We are trying to replace a bar faucet that was an expensive unit but 20 years old.

All the videos we watched showed a fairly simple screw to unscrew and the faucet would come right out. With this faucet, if you look at the screw and the two plates above the threaded part, nothing moves and we can't get any traction at all.

The actual faucet can twirl somewhat on the tile, but nothing actually moves below. The threaded part isn't part of any screw or nut and the threaded part isn't threaded all the way around, it has notches in the threaded area. It would seem like those plates might be the working part but I can't make them move either.

What tool to use because nothing is working.

Any thoughts on what we are dealing with and how to remove it?

enter image description here


2 Answers 2


Try using a pipe wrench placed directly on that studded nut which I point to with an arrow.

enter image description here

  • 1
    Or put a screwdriver tip against the indicated spot and hit it with a hammer. May 25, 2020 at 19:53
  • I agree that the studded nut is what is locking the faucet in place. Channel lock pliers may be a better tool for this. A basin wrench may work and is designed for faucets in tight places.
    – Alaska Man
    May 25, 2020 at 19:54

The crenellated ring is a large nut that holds the entire unit to the countertop. You need to unthread that nut by making it turn counter-clockwise/anti-clockwise (if looking from below).

It was likely threaded on there originally by use of a special spanner tool that is now lying in a dusty bin in the garage (or garbage). An alternative to the spanner is a screwdriver and hammer to knock the ring loose. Some spray lube on it first will help; and since you said the whole unit was loose enough to turn, you will need a helper up above to hold it.

enter image description here

Your Answer

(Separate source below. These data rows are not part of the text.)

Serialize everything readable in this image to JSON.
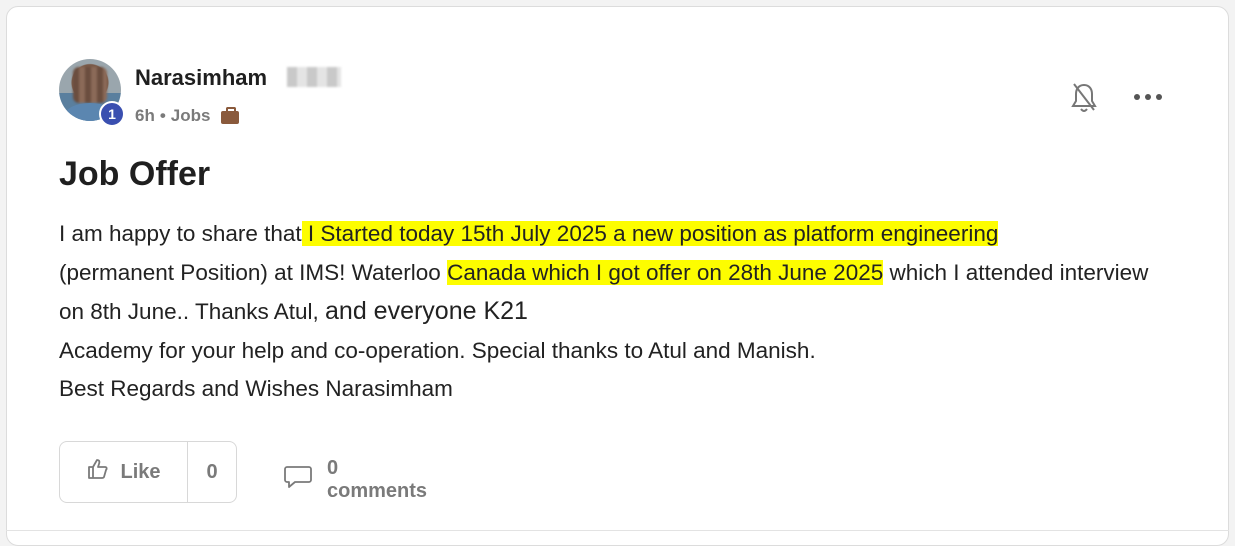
{
  "post": {
    "author": "Narasimham",
    "badge_count": "1",
    "time": "6h",
    "separator": "•",
    "category": "Jobs",
    "title": "Job Offer",
    "body": {
      "p1": "I am happy to share that",
      "h1": " I Started today 15th July 2025 a new position as platform engineering ",
      "p2": "(permanent Position) at IMS! Waterloo ",
      "h2": "Canada which I got offer on 28th June 2025",
      "p3": " which I attended interview on 8th June.. Thanks Atul, ",
      "p4": "and everyone K21",
      "p5": "Academy for your help and co-operation. Special thanks to Atul and Manish.",
      "p6": "Best Regards and Wishes Narasimham"
    },
    "highlight_color": "#fdfd00"
  },
  "actions": {
    "like_label": "Like",
    "like_count": "0",
    "comments_label": "0 comments"
  },
  "icons": {
    "bell": "bell-off-icon",
    "more": "more-horizontal-icon",
    "thumb": "thumbs-up-icon",
    "comment": "comment-bubble-icon",
    "briefcase": "briefcase-icon"
  }
}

By clicking “Post Your Answer”, you agree to our terms of service and acknowledge you have read our privacy policy.

Not the answer you're looking for? Browse other questions tagged or ask your own question.